Anita says that as one of the earliest homeschooling mothers in Bangalore she had few resources. On her own, she settled on arranging a bunch of tutors who agreed to teach Manu between tennis practice. One tutor insisted that he get tested to prove that he did not have a learning disability.

AFTER MANU, Anita says, several tennis-mad children in Bangalore have been home-schooled happily but he had a difficult time. “If I had to do it again I probably wouldn’t. My poor fellow was really lonely. He really wanted to be with his friends,” says Anita. This leads to the second most common question about home-schooling: social skills. But most home-schooled children are comfortable with adults and non-competitive with other children. Assured of their parents’ attention and time, they are neither clingy nor insecure. Arun jokes that Thrissur heaved a sigh of relief when his noisy, affable brood left town. Aditi, his remarkably unjaded teenaged daughter, says, “I don’t miss school and I’ve always had many friends.”

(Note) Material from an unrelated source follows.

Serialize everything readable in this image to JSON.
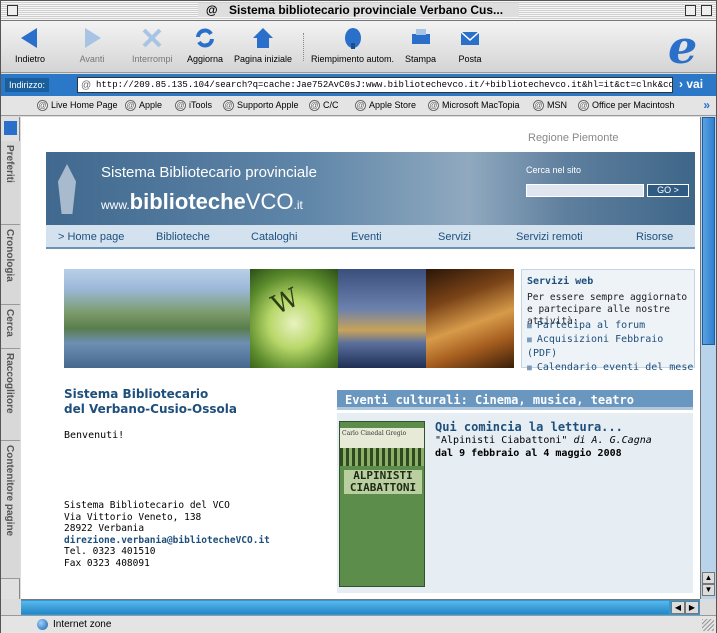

Though six-year-old Eshaan has never displayed any interest in school Shalom remembers what school was like. She likes the pageantry of school life and even uniforms but is also familiar with the horror stories she hears from her friends about school. “Two years ago I thought I wanted to go to school. My parents took me to a school but then I realised what I really wanted was company.” Her parents thought it was hilarious when she said she wanted to celebrate Annual Day. But they were quick to move house to give Shalom a neighbourhood full of children.

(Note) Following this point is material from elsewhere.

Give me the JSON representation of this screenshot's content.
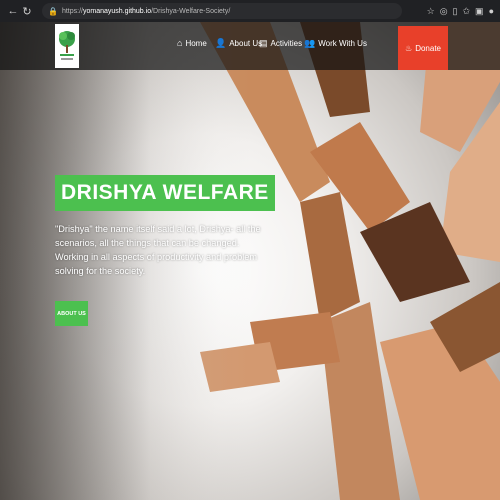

Anita mentions a new phenomenon, parents who homeschool becayse they want their children to do the IGCSE syllabus but can’t afford international schools. Kanti’s father, a retired government official, “Who can afford school fees these days? And after paying all that money and the incidental expenses you don’t even get a decent education.” He has come to approve whole-heartedly of the education which keeps his three grandchildren happy and friendly.

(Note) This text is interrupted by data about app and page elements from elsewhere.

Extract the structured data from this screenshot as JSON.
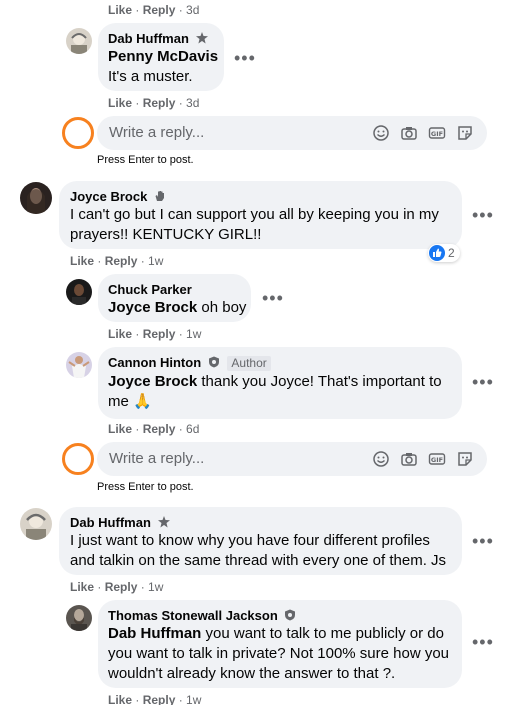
{
  "colors": {
    "bubble": "#f0f2f5",
    "muted": "#65676b",
    "ring": "#f7811f",
    "like_blue": "#1877f2"
  },
  "action_labels": {
    "like": "Like",
    "reply": "Reply"
  },
  "reply_box": {
    "placeholder": "Write a reply...",
    "hint": "Press Enter to post."
  },
  "comments": [
    {
      "actions_time": "3d"
    },
    {
      "author": "Dab Huffman",
      "tag": "Penny McDavis",
      "text": "It's a muster.",
      "time": "3d",
      "icon": "star-badge-icon"
    },
    {
      "author": "Joyce Brock",
      "text_line1": "I can't go but I can support you all by keeping you in my",
      "text_line2": "prayers!! KENTUCKY GIRL!!",
      "time": "1w",
      "reaction_count": "2",
      "icon": "wave-icon"
    },
    {
      "author": "Chuck Parker",
      "tag": "Joyce Brock",
      "text": "oh boy",
      "time": "1w"
    },
    {
      "author": "Cannon Hinton",
      "author_badge": "Author",
      "tag": "Joyce Brock",
      "text_line1": "thank you Joyce! That's important to",
      "text_line2": "me 🙏",
      "time": "6d",
      "icon": "shield-badge-icon"
    },
    {
      "author": "Dab Huffman",
      "text_line1": "I just want to know why you have four different profiles",
      "text_line2": "and talkin on the same thread with every one of them. Js",
      "time": "1w",
      "icon": "star-badge-icon"
    },
    {
      "author": "Thomas Stonewall Jackson",
      "tag": "Dab Huffman",
      "text_line1": "you want to talk to me publicly or do",
      "text_line2": "you want to talk in private? Not 100% sure how you",
      "text_line3": "wouldn't already know the answer to that ?.",
      "time": "1w",
      "icon": "shield-badge-icon"
    }
  ]
}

One hears rumours of parents who have taken their children out of school because they wanted Vedic education or Scripture classes. Creationists are polarising figures, caricatures creating empathy, hatred and disbelief in equal measure. It is difficult to associate Dr SP Mathew’s polite, brisk voice on the phone with fundamentalist beliefs. Dr Mathew and wife Dr Vinita Mathew are homeschooling their children. They run a small hospital in Mumbai and do not believe in evolution. A few years ago they were utterly convinced by a sermon about the need for parents to take a greater role in education. They took their elder daughter Grace out of school and Vinita underwent a short teachers’ training course with a Christian curriculum. Now the two older children are being taught a mixture of lessons from the ICSE, CBSE and Christian curriculum.

“I wish I had had this kind of faith when I was in medical college,” says Dr Samuel. “I would had greater pleasure in everything I was learning. The human body, every cell is a miracle. And that richness is what I want my children to know.” His wife says, “At home we are able to protect them from unnecessary influences such as the media.” But will homeschooling make it difficult for them to mingle with children of other faiths? The parents insist tha t the children are sent to play with children in the neighbourhood everyday and also encouraged to learn sports. “We don’t want them to look down on other people. We just want them to understand God’s role,” says Dr Samuel. But what will their daughter write in a biology exam? “She is being taught about evolution so she can write exams. But she will know what we believe as well. Exams are just for passing,” says Vinita.

As true a statement about formal schooling as any.